The line between “BI” and “Excel” has always been awkward and artificial.  Accepting that line to be “blurry,” and building tools that make us more productive on the boundary, is the smartest thing MS has done in a long time.  We can credit the SQL team for this – ironic perhaps, but true.

My expectation is that this is the Office team not getting the message about the line being blurry.  It’s understandable that they “missed the memo” so to speak – the BI market is just a fraction of their radar screen.  But at bare minimum this seems like a breakdown in internal communication.

“OK, so I need Pro Plus.  Cool, I’ll just order it from Amazon.”

Right.  You need the Pro Plus flavor.  But wrong.  You can’t get it from Amazon.  Or any store really.

That’s the quirkiest part of this whole story.  It’s only available through volume licensing or when bundled with specific O365 subscriptions.

Chris Webb does a good job of breaking down the various SKU’s [link removed due to 404] here.  He has more patience for deciphering this sort of thing than I do, so go read what he wrote Smile


No one at MS has confirmed ANY of my speculation about the hows and whys of this decision.  This is all just me piecing things together from the outside.

That said, I am VERY confident in this diagnosis.  I just know this particular machine – both the SQL and Office halves – very well.

Make Your Voice Heard!

Lastly, I also think that this decision is so clearly “off strategy” that I hold out hope that they reconsider.

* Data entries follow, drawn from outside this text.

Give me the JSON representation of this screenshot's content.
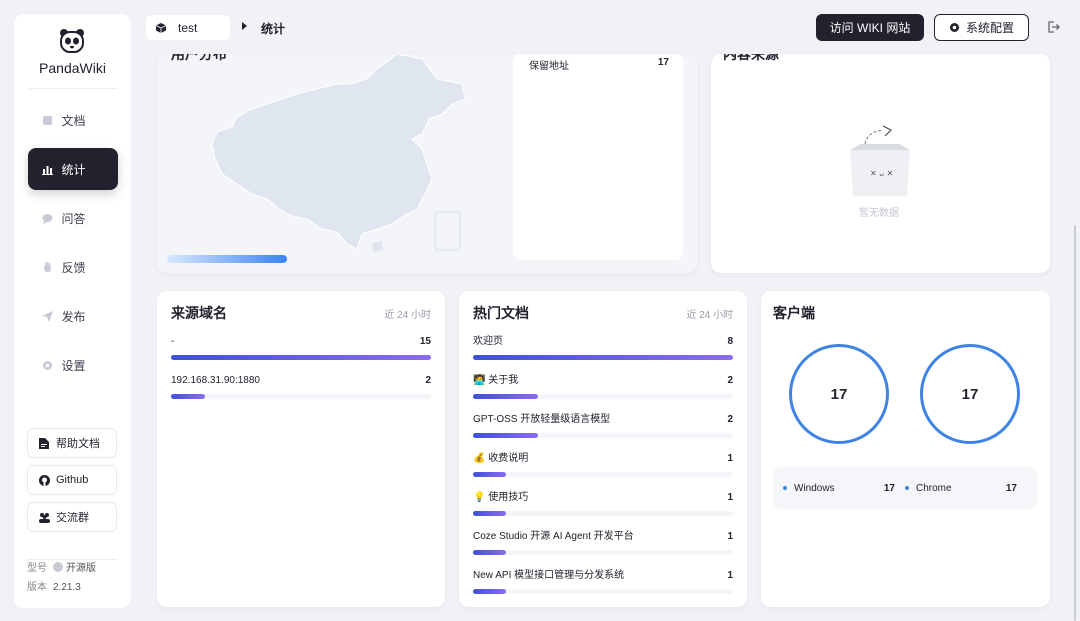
{
  "app": {
    "name": "PandaWiki"
  },
  "sidebar": {
    "items": [
      {
        "label": "文档",
        "icon": "document-icon",
        "active": false
      },
      {
        "label": "统计",
        "icon": "bar-chart-icon",
        "active": true
      },
      {
        "label": "问答",
        "icon": "chat-icon",
        "active": false
      },
      {
        "label": "反馈",
        "icon": "hand-icon",
        "active": false
      },
      {
        "label": "发布",
        "icon": "send-icon",
        "active": false
      },
      {
        "label": "设置",
        "icon": "gear-icon",
        "active": false
      }
    ],
    "buttons": [
      {
        "label": "帮助文档",
        "icon": "doc-icon"
      },
      {
        "label": "Github",
        "icon": "github-icon"
      },
      {
        "label": "交流群",
        "icon": "group-icon"
      }
    ],
    "version": {
      "model_label": "型号",
      "model_value": "开源版",
      "version_label": "版本",
      "version_value": "2.21.3"
    }
  },
  "header": {
    "breadcrumb_root": "test",
    "breadcrumb_current": "统计",
    "visit_wiki": "访问 WIKI 网站",
    "config": "系统配置"
  },
  "map_card": {
    "title": "用户分布",
    "location_label": "保留地址",
    "location_value": "17",
    "colors": {
      "land": "#dfe6f0",
      "bar_end": "#3b82f6"
    }
  },
  "source_card": {
    "title": "内容来源",
    "empty": "暂无数据"
  },
  "domains_card": {
    "title": "来源域名",
    "subtitle": "近 24 小时",
    "rows": [
      {
        "label": "-",
        "value": "15",
        "pct": 100
      },
      {
        "label": "192.168.31.90:1880",
        "value": "2",
        "pct": 13
      }
    ]
  },
  "docs_card": {
    "title": "热门文档",
    "subtitle": "近 24 小时",
    "rows": [
      {
        "label": "欢迎页",
        "value": "8",
        "pct": 100
      },
      {
        "label": "🧑‍💻 关于我",
        "value": "2",
        "pct": 25
      },
      {
        "label": "GPT-OSS 开放轻量级语言模型",
        "value": "2",
        "pct": 25
      },
      {
        "label": "💰 收费说明",
        "value": "1",
        "pct": 12.5
      },
      {
        "label": "💡 使用技巧",
        "value": "1",
        "pct": 12.5
      },
      {
        "label": "Coze Studio 开源 AI Agent 开发平台",
        "value": "1",
        "pct": 12.5
      },
      {
        "label": "New API 模型接口管理与分发系统",
        "value": "1",
        "pct": 12.5
      }
    ]
  },
  "client_card": {
    "title": "客户端",
    "os_total": "17",
    "browser_total": "17",
    "legend": [
      {
        "name": "Windows",
        "value": "17"
      },
      {
        "name": "Chrome",
        "value": "17"
      }
    ],
    "ring_color": "#3f84e5"
  }
}
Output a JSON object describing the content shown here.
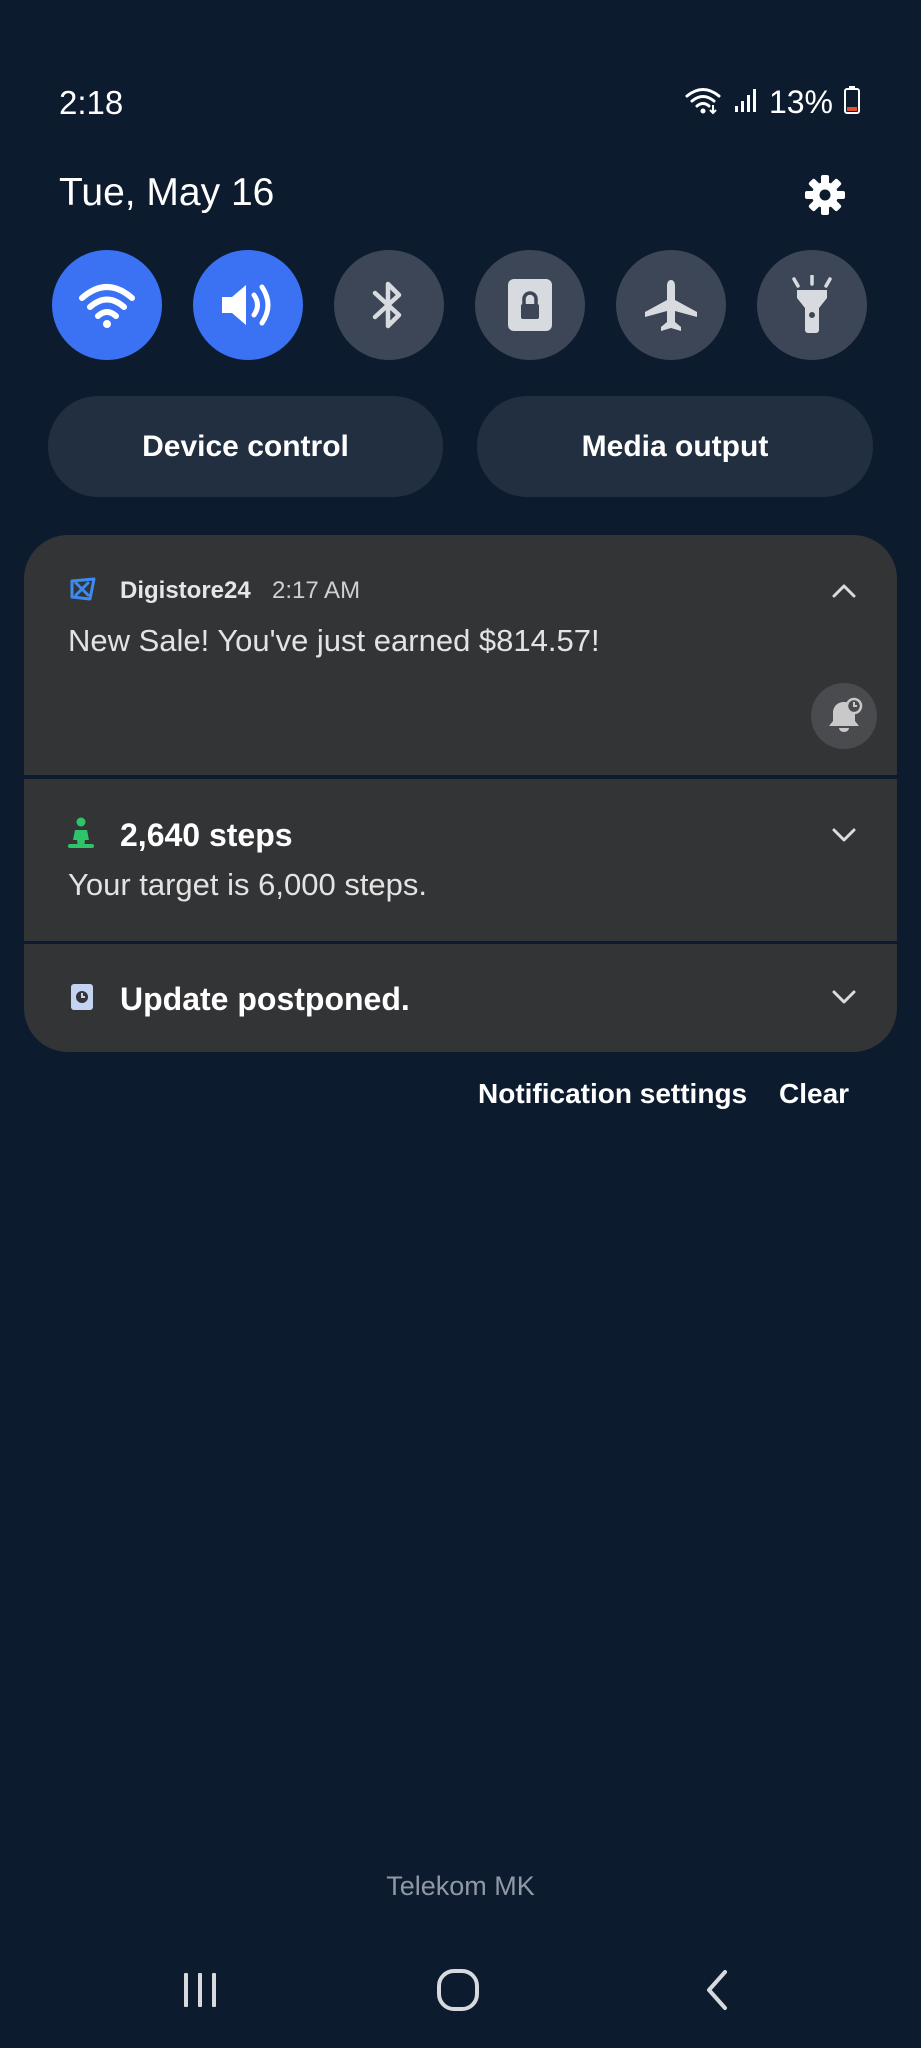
{
  "status_bar": {
    "time": "2:18",
    "battery": "13%",
    "icons": [
      "wifi-status-icon",
      "signal-icon",
      "battery-icon"
    ]
  },
  "header": {
    "date": "Tue, May 16",
    "settings_icon": "gear-icon"
  },
  "quick_settings": {
    "tiles": [
      {
        "name": "wifi",
        "icon": "wifi-icon",
        "active": true
      },
      {
        "name": "sound",
        "icon": "volume-icon",
        "active": true
      },
      {
        "name": "bluetooth",
        "icon": "bluetooth-icon",
        "active": false
      },
      {
        "name": "secure-folder",
        "icon": "lock-icon",
        "active": false
      },
      {
        "name": "airplane-mode",
        "icon": "airplane-icon",
        "active": false
      },
      {
        "name": "flashlight",
        "icon": "flashlight-icon",
        "active": false
      }
    ],
    "device_control_label": "Device control",
    "media_output_label": "Media output"
  },
  "notifications": [
    {
      "app": "Digistore24",
      "time": "2:17 AM",
      "body": "New Sale! You've just earned $814.57!",
      "icon": "digistore-icon",
      "expanded": true
    },
    {
      "title": "2,640 steps",
      "body": "Your target is 6,000 steps.",
      "icon": "walking-icon",
      "expanded": false
    },
    {
      "title": "Update postponed.",
      "icon": "update-clock-icon",
      "expanded": false
    }
  ],
  "footer": {
    "notification_settings_label": "Notification settings",
    "clear_label": "Clear"
  },
  "carrier": "Telekom MK",
  "colors": {
    "background": "#0d1b2e",
    "accent": "#3b71f3",
    "tile_inactive": "#3c4656",
    "card": "#333436",
    "steps_green": "#2fc46a"
  }
}
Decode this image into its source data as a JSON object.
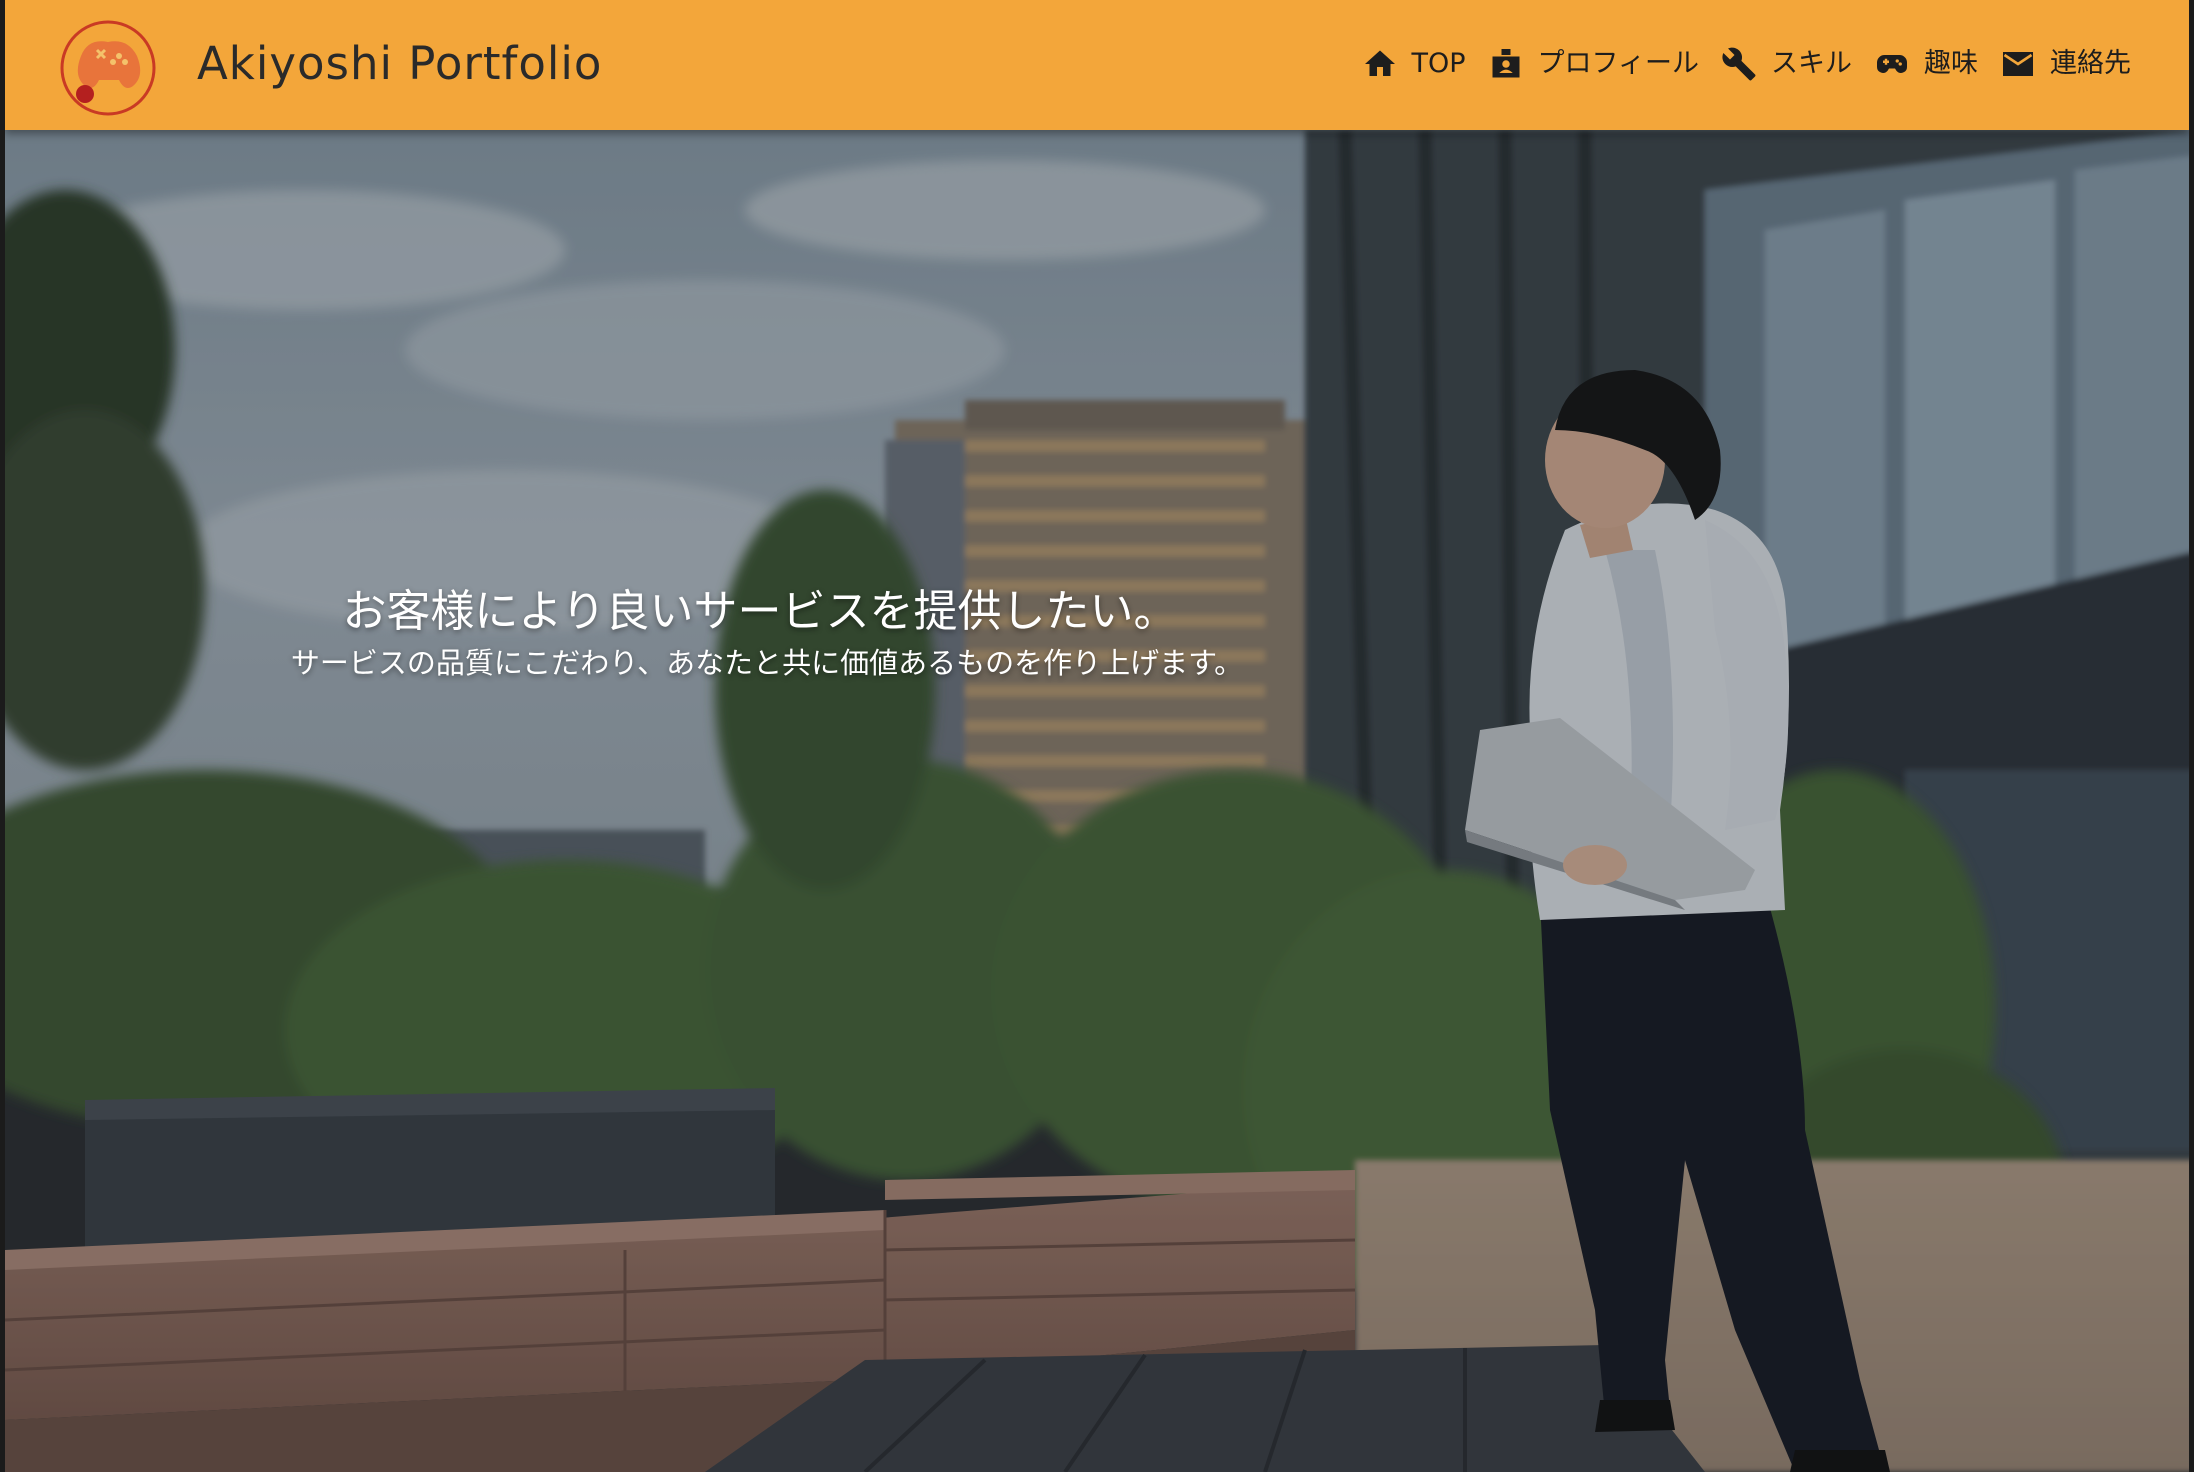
{
  "header": {
    "brand": "Akiyoshi Portfolio",
    "logo_icon": "game-controller-logo",
    "accent_color": "#f3a63a"
  },
  "nav": {
    "items": [
      {
        "label": "TOP",
        "icon": "home-icon"
      },
      {
        "label": "プロフィール",
        "icon": "id-badge-icon"
      },
      {
        "label": "スキル",
        "icon": "wrench-icon"
      },
      {
        "label": "趣味",
        "icon": "gamepad-icon"
      },
      {
        "label": "連絡先",
        "icon": "mail-icon"
      }
    ]
  },
  "hero": {
    "title": "お客様により良いサービスを提供したい。",
    "subtitle": "サービスの品質にこだわり、あなたと共に価値あるものを作り上げます。",
    "background": "photo of man with laptop standing on rooftop garden near buildings"
  }
}
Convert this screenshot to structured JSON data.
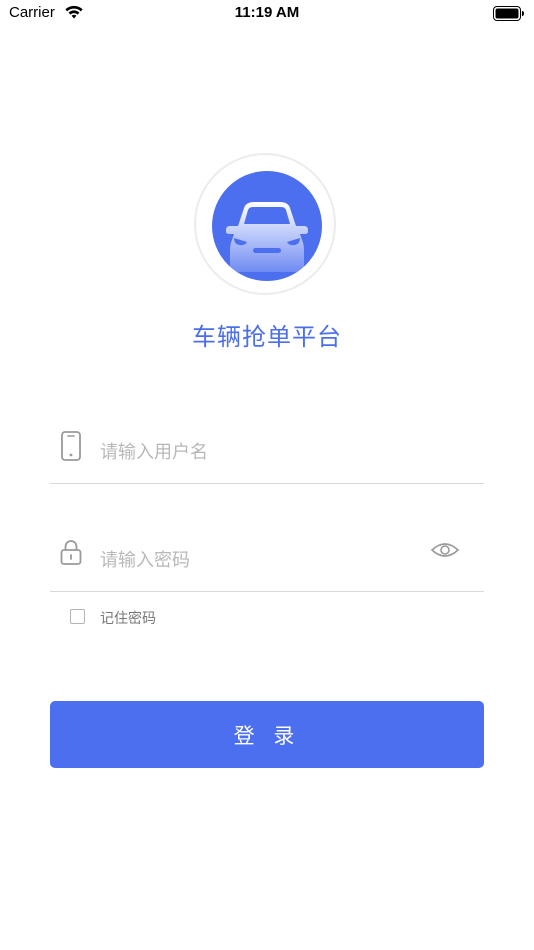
{
  "status_bar": {
    "carrier": "Carrier",
    "time": "11:19 AM"
  },
  "app": {
    "title": "车辆抢单平台",
    "accent_color": "#4c6ff0",
    "logo_icon": "car-icon"
  },
  "form": {
    "username": {
      "placeholder": "请输入用户名",
      "value": "",
      "icon": "phone-icon"
    },
    "password": {
      "placeholder": "请输入密码",
      "value": "",
      "icon": "lock-icon",
      "toggle_icon": "eye-icon"
    },
    "remember": {
      "label": "记住密码",
      "checked": false
    },
    "submit_label": "登 录"
  }
}
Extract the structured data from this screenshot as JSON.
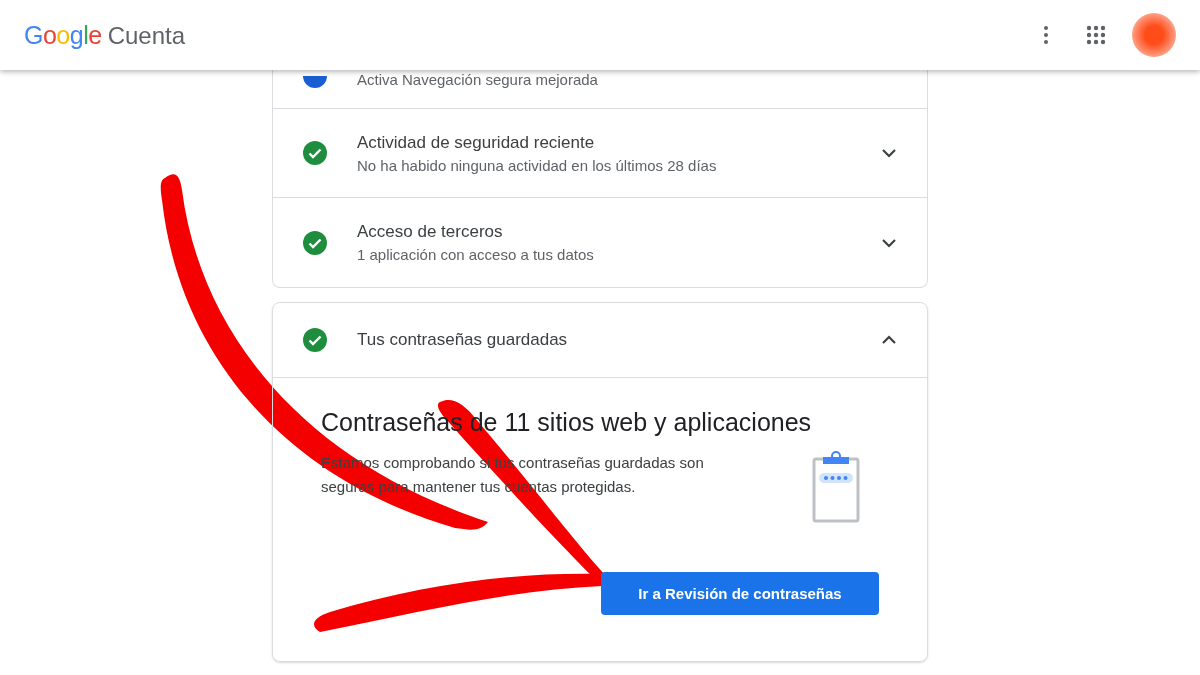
{
  "header": {
    "logo": "Google",
    "product": "Cuenta"
  },
  "security_rows": [
    {
      "kind": "info",
      "subtitle": "Activa Navegación segura mejorada"
    },
    {
      "kind": "ok",
      "title": "Actividad de seguridad reciente",
      "subtitle": "No ha habido ninguna actividad en los últimos 28 días",
      "expanded": false
    },
    {
      "kind": "ok",
      "title": "Acceso de terceros",
      "subtitle": "1 aplicación con acceso a tus datos",
      "expanded": false
    }
  ],
  "passwords": {
    "kind": "ok",
    "title": "Tus contraseñas guardadas",
    "expanded": true,
    "heading": "Contraseñas de 11 sitios web y aplicaciones",
    "body": "Estamos comprobando si tus contraseñas guardadas son seguras para mantener tus cuentas protegidas.",
    "button": "Ir a Revisión de contraseñas"
  }
}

If you think that pulling PowerPivot and Power View from retail SKUs of Office 2013 was a bad idea, leave me a comment and let me know, because Microsoft will see it too.  We’ll treat it like a petition.